Sunday, May 3, 2015
A robust robin and a little king
Posted by Kenneth Cole Schneider
Two days after we left the fair skies of Florida behind. we arrived at our second home in NE Illinois.
Sunburst over the back gate:
Clouds over the Everglades:
We were harshly greeted by cold, windy and wet weather. We ventured afield briefly in near-freezing temperatures and found that the dark skies and high winds rendered birding and photography nearly impossible. Staying in or near the car, my first shots were of a group of Northern Shovelers in a roadside pond.

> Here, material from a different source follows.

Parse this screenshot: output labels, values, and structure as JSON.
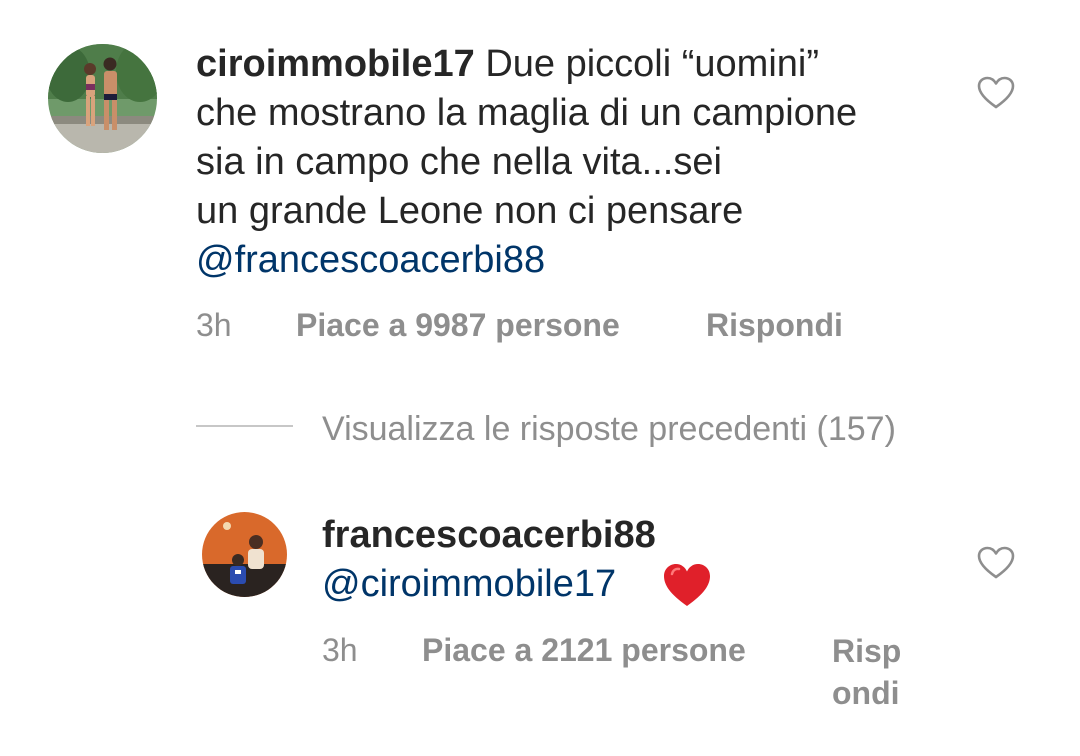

A Red-tailed Hawk kited motionless in the sky against the sharp headwind, with gusts over 40 MPH:
The buildings also stood still for the camera:
After a sub-freezing night with snow flurries, the next day dawned bright, but the winds persisted. We got out to nearby Fabyan Park in Geneva, Illinois to see the nest of a Great Horned Owl with three owlets.

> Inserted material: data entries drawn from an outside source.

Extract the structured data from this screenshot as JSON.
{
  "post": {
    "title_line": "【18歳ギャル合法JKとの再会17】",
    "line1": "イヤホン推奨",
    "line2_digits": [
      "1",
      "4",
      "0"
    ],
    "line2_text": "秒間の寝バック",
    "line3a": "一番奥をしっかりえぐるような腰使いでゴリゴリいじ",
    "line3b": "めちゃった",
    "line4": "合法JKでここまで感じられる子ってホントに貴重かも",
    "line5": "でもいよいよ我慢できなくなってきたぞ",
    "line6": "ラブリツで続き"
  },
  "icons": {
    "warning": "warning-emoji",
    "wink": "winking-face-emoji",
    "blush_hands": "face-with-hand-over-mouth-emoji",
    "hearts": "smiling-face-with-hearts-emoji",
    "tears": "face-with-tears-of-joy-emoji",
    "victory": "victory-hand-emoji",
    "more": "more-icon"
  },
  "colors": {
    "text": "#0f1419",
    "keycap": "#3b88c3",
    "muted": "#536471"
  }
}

Only two showed their faces:
American Robins were special to me as a youngster in New Jersey, for they stirred hope that spring would soon arrive. They usually came in early March, but I still remember their early arrival on February 12, 1949, bird #18 on my first formal life list. On that same day I saw my first Redpoll, a species I would not see again until a trip to Alaska in 2011 :
We rarely see robins in our south Florida neighborhood. They may appear sporadically some winters for a few days as small bands or even huge migratory flocks, but they sometimes do not appear at all. Fabyan Park was full of them. This male was a particularly robust individual:

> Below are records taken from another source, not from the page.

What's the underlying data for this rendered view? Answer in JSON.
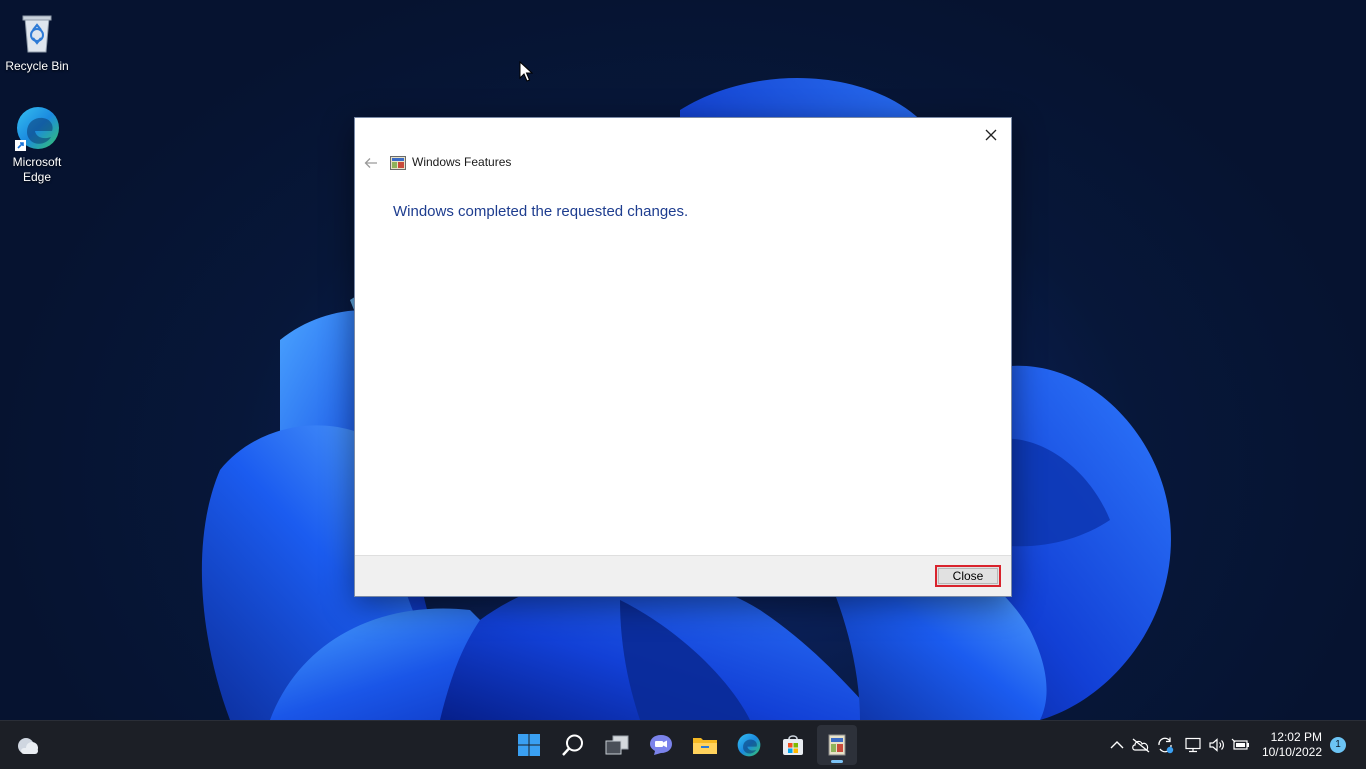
{
  "desktop": {
    "icons": [
      {
        "label": "Recycle Bin",
        "icon": "recycle-bin-icon"
      },
      {
        "label": "Microsoft Edge",
        "icon": "edge-icon"
      }
    ]
  },
  "dialog": {
    "title": "Windows Features",
    "message": "Windows completed the requested changes.",
    "close_button": "Close",
    "accent_color": "#1e3d8f",
    "highlight_color": "#d9232d"
  },
  "taskbar": {
    "apps": [
      {
        "name": "weather",
        "icon": "weather-icon"
      },
      {
        "name": "start",
        "icon": "windows-start-icon"
      },
      {
        "name": "search",
        "icon": "search-icon"
      },
      {
        "name": "task-view",
        "icon": "task-view-icon"
      },
      {
        "name": "chat",
        "icon": "chat-icon"
      },
      {
        "name": "file-explorer",
        "icon": "folder-icon"
      },
      {
        "name": "edge",
        "icon": "edge-icon"
      },
      {
        "name": "store",
        "icon": "store-icon"
      },
      {
        "name": "windows-features",
        "icon": "windows-features-icon",
        "active": true
      }
    ],
    "tray": [
      "chevron-up-icon",
      "cloud-offline-icon",
      "sync-icon",
      "network-icon",
      "volume-icon",
      "battery-icon"
    ],
    "time": "12:02 PM",
    "date": "10/10/2022",
    "notification_count": "1"
  }
}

A colorful Yellow-rumped Warbler foraged on the path ahead of us:
Our granddaughter helped me stock their backyard feeders, and they instantly attracted colorful Northern Cardinals...
...joined by a male House Finch:
Red-winged Blackbirds and a Common Grackle quickly helped deplete the seed:
Rain was predicted again, but we got out early to Lippold Park, where another Red-tailed Hawk soared above in circles:
Stopping to photograph wildflowers, I had fallen behind Mary Lou. She called me excitedly to report her sighting of a Ruby-crowned Kinglet with its bright head feathers extended. When I caught up to her, the kinglet's head was no longer adorned:
I took over a dozen photos, trying to catch at least a glimpse of its signature crown as it weaved through the understory, to no avail until suddenly it rewarded me!
During the past week the trees have started leafing out and wildflowers have appeared. Among the early flowers--
Blue and White Violets:
White Trout Lily:
And fittingly, a Wake Robin: